• [BRIEF] Return each line of the records below in which the string "Viec" turns up.

• [EXCERPTED DATA]
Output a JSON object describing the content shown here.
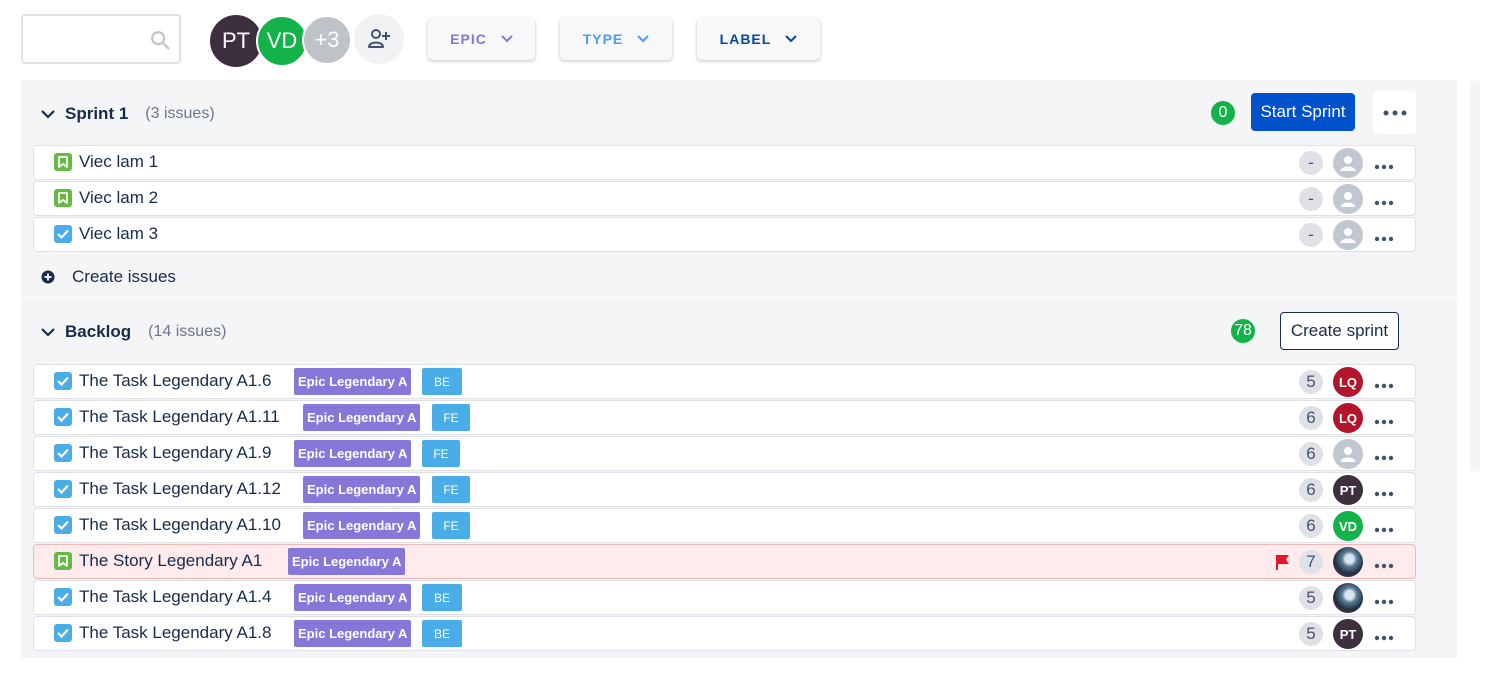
{
  "toolbar": {
    "search": {
      "placeholder": ""
    },
    "members": [
      {
        "initials": "PT",
        "color": "#3e2f3f"
      },
      {
        "initials": "VD",
        "color": "#13b34a"
      }
    ],
    "more_members": "+3",
    "filters": [
      {
        "label": "EPIC",
        "color": "#8777d9"
      },
      {
        "label": "TYPE",
        "color": "#4c9aff"
      },
      {
        "label": "LABEL",
        "color": "#0747a6"
      }
    ]
  },
  "sprint": {
    "title": "Sprint 1",
    "count_text": "(3 issues)",
    "points_total": "0",
    "start_button": "Start Sprint",
    "issues": [
      {
        "type": "story",
        "summary": "Viec lam 1",
        "points": "-",
        "assignee": ""
      },
      {
        "type": "story",
        "summary": "Viec lam 2",
        "points": "-",
        "assignee": ""
      },
      {
        "type": "task",
        "summary": "Viec lam 3",
        "points": "-",
        "assignee": ""
      }
    ],
    "create_issues": "Create issues"
  },
  "backlog": {
    "title": "Backlog",
    "count_text": "(14 issues)",
    "points_total": "78",
    "create_sprint_button": "Create sprint",
    "issues": [
      {
        "type": "task",
        "summary": "The Task Legendary A1.6",
        "epic": "Epic Legendary A",
        "label": "BE",
        "points": "5",
        "assignee": "LQ",
        "flagged": false
      },
      {
        "type": "task",
        "summary": "The Task Legendary A1.11",
        "epic": "Epic Legendary A",
        "label": "FE",
        "points": "6",
        "assignee": "LQ",
        "flagged": false
      },
      {
        "type": "task",
        "summary": "The Task Legendary A1.9",
        "epic": "Epic Legendary A",
        "label": "FE",
        "points": "6",
        "assignee": "",
        "flagged": false
      },
      {
        "type": "task",
        "summary": "The Task Legendary A1.12",
        "epic": "Epic Legendary A",
        "label": "FE",
        "points": "6",
        "assignee": "PT",
        "flagged": false
      },
      {
        "type": "task",
        "summary": "The Task Legendary A1.10",
        "epic": "Epic Legendary A",
        "label": "FE",
        "points": "6",
        "assignee": "VD",
        "flagged": false
      },
      {
        "type": "story",
        "summary": "The Story Legendary A1",
        "epic": "Epic Legendary A",
        "label": "",
        "points": "7",
        "assignee": "photo",
        "flagged": true
      },
      {
        "type": "task",
        "summary": "The Task Legendary A1.4",
        "epic": "Epic Legendary A",
        "label": "BE",
        "points": "5",
        "assignee": "photo",
        "flagged": false
      },
      {
        "type": "task",
        "summary": "The Task Legendary A1.8",
        "epic": "Epic Legendary A",
        "label": "BE",
        "points": "5",
        "assignee": "PT",
        "flagged": false
      }
    ]
  },
  "colors": {
    "primary": "#0052cc",
    "success": "#13b34a",
    "epic": "#8777d9",
    "label": "#4bade8",
    "story": "#65ba43",
    "flag": "#e5162c"
  }
}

• [OUTPUT FOR THIS EXERCISE]
        "summary": "Viec lam 1",
        "summary": "Viec lam 2",
        "summary": "Viec lam 3",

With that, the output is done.